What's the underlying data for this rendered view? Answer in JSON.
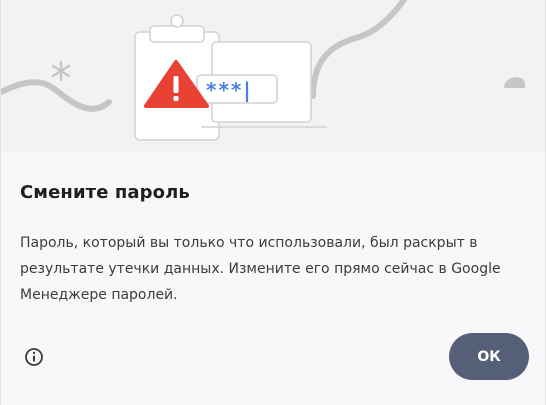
{
  "dialog": {
    "illustration": {
      "password_mask": "***|",
      "icons": [
        "clipboard-icon",
        "warning-triangle-icon",
        "password-field-icon",
        "asterisk-icon"
      ]
    },
    "title": "Смените пароль",
    "body": "Пароль, который вы только что использовали, был раскрыт в результате утечки данных. Измените его прямо сейчас в Google Менеджере паролей.",
    "info_icon": "info-icon",
    "ok_label": "ОК"
  },
  "colors": {
    "accent_button": "#556078",
    "warning_red": "#e94235",
    "password_blue": "#4c7fe5",
    "hero_background": "#f2f1f4"
  }
}
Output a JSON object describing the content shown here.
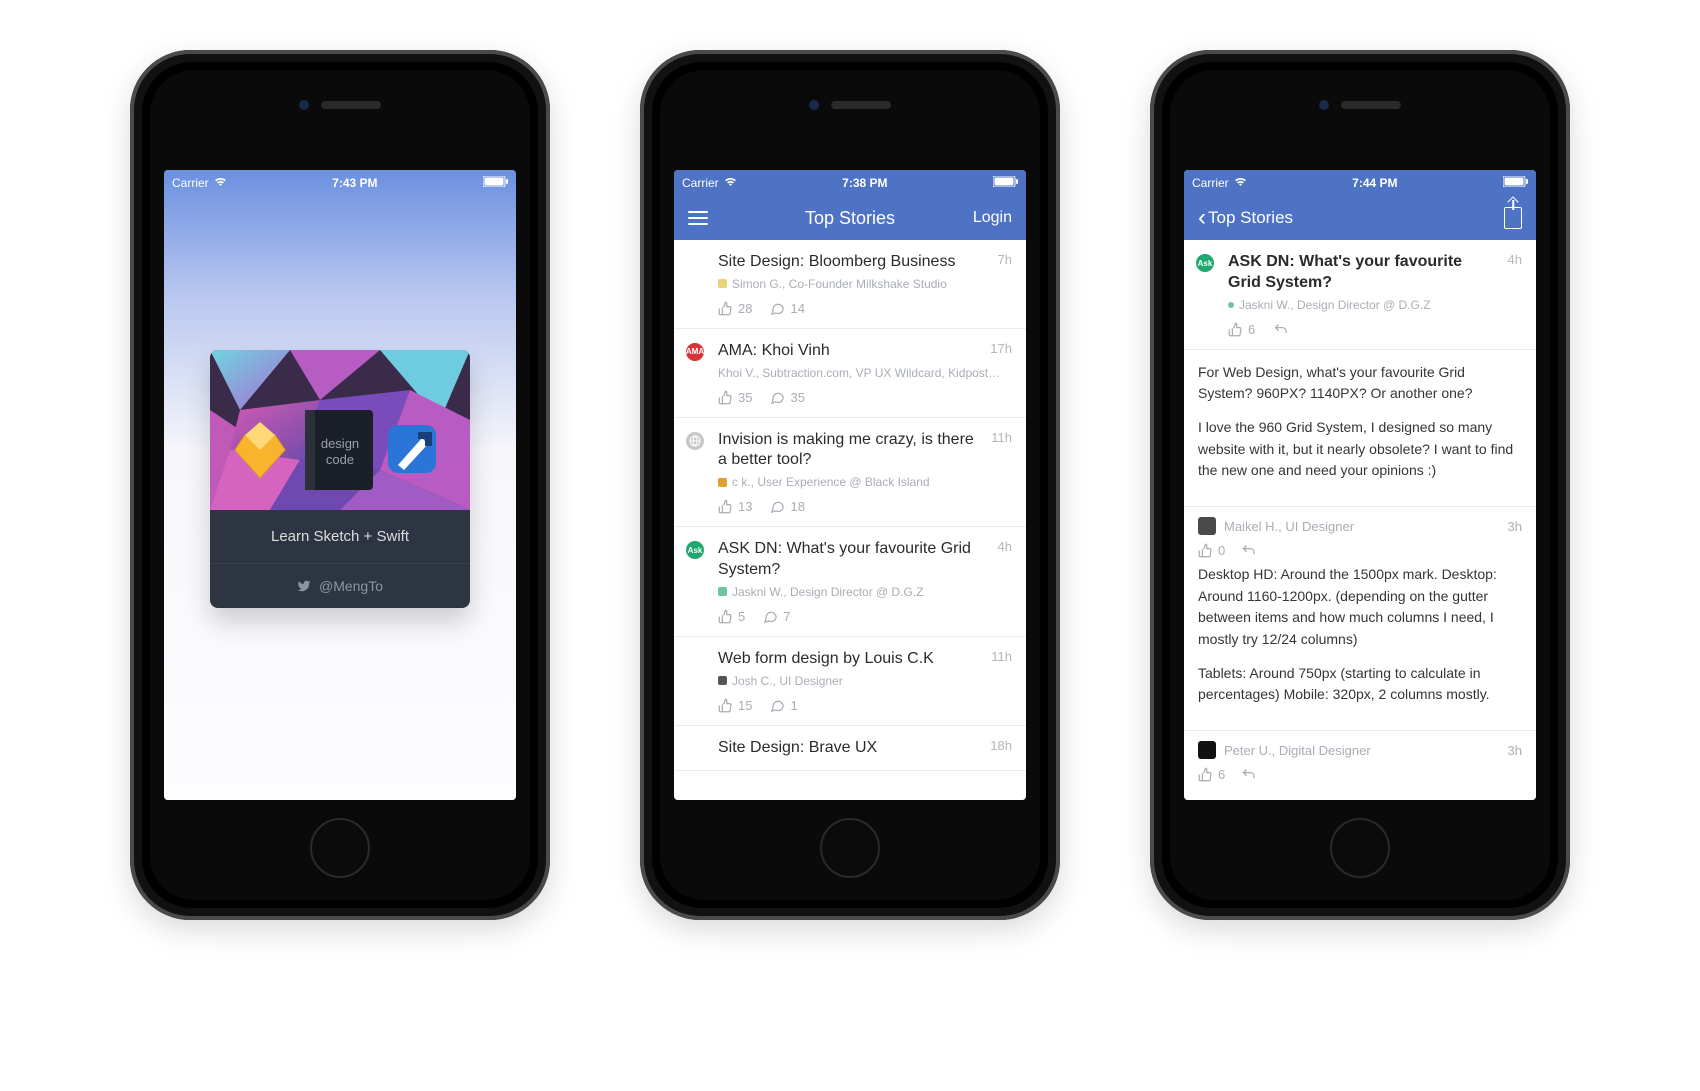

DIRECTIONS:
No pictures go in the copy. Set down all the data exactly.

FINAL ANSWER:
What's the underlying data for this rendered view? Answer in JSON.
{
  "dialog": {
    "illustration": {
      "password_mask": "***|",
      "icons": [
        "clipboard-icon",
        "warning-triangle-icon",
        "password-field-icon",
        "asterisk-icon"
      ]
    },
    "title": "Смените пароль",
    "body": "Пароль, который вы только что использовали, был раскрыт в результате утечки данных. Измените его прямо сейчас в Google Менеджере паролей.",
    "info_icon": "info-icon",
    "ok_label": "ОК"
  },
  "colors": {
    "accent_button": "#556078",
    "warning_red": "#e94235",
    "password_blue": "#4c7fe5",
    "hero_background": "#f2f1f4"
  }
}
Output a JSON object describing the content shown here.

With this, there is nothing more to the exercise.